* Entries supplied
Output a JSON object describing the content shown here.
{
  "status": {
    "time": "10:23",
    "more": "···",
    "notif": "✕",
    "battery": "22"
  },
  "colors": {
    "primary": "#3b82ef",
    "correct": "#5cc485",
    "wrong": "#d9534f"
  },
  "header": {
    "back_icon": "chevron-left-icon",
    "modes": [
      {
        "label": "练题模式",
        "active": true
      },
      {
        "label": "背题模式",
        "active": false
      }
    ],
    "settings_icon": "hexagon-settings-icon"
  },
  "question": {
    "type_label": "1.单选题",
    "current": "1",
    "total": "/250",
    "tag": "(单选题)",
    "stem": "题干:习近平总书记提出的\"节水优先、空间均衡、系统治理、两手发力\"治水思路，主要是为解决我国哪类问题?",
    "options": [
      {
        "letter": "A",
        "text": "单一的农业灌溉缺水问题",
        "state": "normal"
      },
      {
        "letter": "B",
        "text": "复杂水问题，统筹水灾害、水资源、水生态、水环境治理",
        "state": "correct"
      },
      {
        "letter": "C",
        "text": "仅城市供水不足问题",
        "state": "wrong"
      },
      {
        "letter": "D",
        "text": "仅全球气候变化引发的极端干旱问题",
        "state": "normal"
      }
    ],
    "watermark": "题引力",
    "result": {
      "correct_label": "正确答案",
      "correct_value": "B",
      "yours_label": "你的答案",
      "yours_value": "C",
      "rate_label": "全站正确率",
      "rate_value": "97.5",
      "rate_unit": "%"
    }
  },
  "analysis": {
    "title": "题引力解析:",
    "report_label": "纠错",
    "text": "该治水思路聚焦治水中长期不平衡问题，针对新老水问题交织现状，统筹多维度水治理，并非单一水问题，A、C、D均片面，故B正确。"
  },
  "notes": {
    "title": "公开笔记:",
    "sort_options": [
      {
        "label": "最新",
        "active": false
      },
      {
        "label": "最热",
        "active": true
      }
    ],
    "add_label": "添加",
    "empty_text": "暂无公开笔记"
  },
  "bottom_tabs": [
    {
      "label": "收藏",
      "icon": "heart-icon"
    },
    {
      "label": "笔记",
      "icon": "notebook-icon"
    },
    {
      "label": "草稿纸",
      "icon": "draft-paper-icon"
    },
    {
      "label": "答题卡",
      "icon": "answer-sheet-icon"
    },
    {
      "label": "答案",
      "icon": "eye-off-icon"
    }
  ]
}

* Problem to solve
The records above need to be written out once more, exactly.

* Exercise result
Output a JSON object describing the content shown here.
{
  "status": {
    "time": "10:23",
    "more": "···",
    "notif": "✕",
    "battery": "22"
  },
  "colors": {
    "primary": "#3b82ef",
    "correct": "#5cc485",
    "wrong": "#d9534f"
  },
  "header": {
    "back_icon": "chevron-left-icon",
    "modes": [
      {
        "label": "练题模式",
        "active": true
      },
      {
        "label": "背题模式",
        "active": false
      }
    ],
    "settings_icon": "hexagon-settings-icon"
  },
  "question": {
    "type_label": "1.单选题",
    "current": "1",
    "total": "/250",
    "tag": "(单选题)",
    "stem": "题干:习近平总书记提出的\"节水优先、空间均衡、系统治理、两手发力\"治水思路，主要是为解决我国哪类问题?",
    "options": [
      {
        "letter": "A",
        "text": "单一的农业灌溉缺水问题",
        "state": "normal"
      },
      {
        "letter": "B",
        "text": "复杂水问题，统筹水灾害、水资源、水生态、水环境治理",
        "state": "correct"
      },
      {
        "letter": "C",
        "text": "仅城市供水不足问题",
        "state": "wrong"
      },
      {
        "letter": "D",
        "text": "仅全球气候变化引发的极端干旱问题",
        "state": "normal"
      }
    ],
    "watermark": "题引力",
    "result": {
      "correct_label": "正确答案",
      "correct_value": "B",
      "yours_label": "你的答案",
      "yours_value": "C",
      "rate_label": "全站正确率",
      "rate_value": "97.5",
      "rate_unit": "%"
    }
  },
  "analysis": {
    "title": "题引力解析:",
    "report_label": "纠错",
    "text": "该治水思路聚焦治水中长期不平衡问题，针对新老水问题交织现状，统筹多维度水治理，并非单一水问题，A、C、D均片面，故B正确。"
  },
  "notes": {
    "title": "公开笔记:",
    "sort_options": [
      {
        "label": "最新",
        "active": false
      },
      {
        "label": "最热",
        "active": true
      }
    ],
    "add_label": "添加",
    "empty_text": "暂无公开笔记"
  },
  "bottom_tabs": [
    {
      "label": "收藏",
      "icon": "heart-icon"
    },
    {
      "label": "笔记",
      "icon": "notebook-icon"
    },
    {
      "label": "草稿纸",
      "icon": "draft-paper-icon"
    },
    {
      "label": "答题卡",
      "icon": "answer-sheet-icon"
    },
    {
      "label": "答案",
      "icon": "eye-off-icon"
    }
  ]
}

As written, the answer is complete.